Required work - Word for word, reproduce every line of the data below.

Website and app data records -
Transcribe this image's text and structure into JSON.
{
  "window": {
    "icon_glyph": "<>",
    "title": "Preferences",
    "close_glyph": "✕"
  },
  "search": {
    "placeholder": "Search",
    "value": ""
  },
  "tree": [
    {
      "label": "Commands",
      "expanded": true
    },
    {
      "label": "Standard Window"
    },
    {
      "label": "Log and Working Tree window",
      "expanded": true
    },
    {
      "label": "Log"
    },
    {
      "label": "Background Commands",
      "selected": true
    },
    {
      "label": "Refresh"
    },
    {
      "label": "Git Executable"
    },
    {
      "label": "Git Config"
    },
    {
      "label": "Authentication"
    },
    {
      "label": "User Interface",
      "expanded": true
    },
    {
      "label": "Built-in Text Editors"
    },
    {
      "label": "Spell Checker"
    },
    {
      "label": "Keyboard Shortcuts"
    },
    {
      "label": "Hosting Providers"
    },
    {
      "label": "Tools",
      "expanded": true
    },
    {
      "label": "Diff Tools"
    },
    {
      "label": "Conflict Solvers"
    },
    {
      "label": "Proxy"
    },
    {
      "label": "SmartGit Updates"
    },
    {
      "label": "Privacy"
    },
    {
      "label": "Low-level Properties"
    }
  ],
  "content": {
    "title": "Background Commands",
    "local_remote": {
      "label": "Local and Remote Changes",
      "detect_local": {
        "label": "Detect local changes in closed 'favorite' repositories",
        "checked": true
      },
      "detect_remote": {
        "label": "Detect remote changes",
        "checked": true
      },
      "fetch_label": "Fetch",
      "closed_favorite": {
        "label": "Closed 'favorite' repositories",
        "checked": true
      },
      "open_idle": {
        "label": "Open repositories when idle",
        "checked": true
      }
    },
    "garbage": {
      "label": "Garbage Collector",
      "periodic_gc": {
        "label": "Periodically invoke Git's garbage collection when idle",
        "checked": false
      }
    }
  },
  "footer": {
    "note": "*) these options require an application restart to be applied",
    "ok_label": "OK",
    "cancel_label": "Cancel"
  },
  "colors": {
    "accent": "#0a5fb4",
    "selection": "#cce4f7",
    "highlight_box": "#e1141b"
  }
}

Final answer -
Transcribe this image's text and structure into JSON.
{
  "window": {
    "icon_glyph": "<>",
    "title": "Preferences",
    "close_glyph": "✕"
  },
  "search": {
    "placeholder": "Search",
    "value": ""
  },
  "tree": [
    {
      "label": "Commands",
      "expanded": true
    },
    {
      "label": "Standard Window"
    },
    {
      "label": "Log and Working Tree window",
      "expanded": true
    },
    {
      "label": "Log"
    },
    {
      "label": "Background Commands",
      "selected": true
    },
    {
      "label": "Refresh"
    },
    {
      "label": "Git Executable"
    },
    {
      "label": "Git Config"
    },
    {
      "label": "Authentication"
    },
    {
      "label": "User Interface",
      "expanded": true
    },
    {
      "label": "Built-in Text Editors"
    },
    {
      "label": "Spell Checker"
    },
    {
      "label": "Keyboard Shortcuts"
    },
    {
      "label": "Hosting Providers"
    },
    {
      "label": "Tools",
      "expanded": true
    },
    {
      "label": "Diff Tools"
    },
    {
      "label": "Conflict Solvers"
    },
    {
      "label": "Proxy"
    },
    {
      "label": "SmartGit Updates"
    },
    {
      "label": "Privacy"
    },
    {
      "label": "Low-level Properties"
    }
  ],
  "content": {
    "title": "Background Commands",
    "local_remote": {
      "label": "Local and Remote Changes",
      "detect_local": {
        "label": "Detect local changes in closed 'favorite' repositories",
        "checked": true
      },
      "detect_remote": {
        "label": "Detect remote changes",
        "checked": true
      },
      "fetch_label": "Fetch",
      "closed_favorite": {
        "label": "Closed 'favorite' repositories",
        "checked": true
      },
      "open_idle": {
        "label": "Open repositories when idle",
        "checked": true
      }
    },
    "garbage": {
      "label": "Garbage Collector",
      "periodic_gc": {
        "label": "Periodically invoke Git's garbage collection when idle",
        "checked": false
      }
    }
  },
  "footer": {
    "note": "*) these options require an application restart to be applied",
    "ok_label": "OK",
    "cancel_label": "Cancel"
  },
  "colors": {
    "accent": "#0a5fb4",
    "selection": "#cce4f7",
    "highlight_box": "#e1141b"
  }
}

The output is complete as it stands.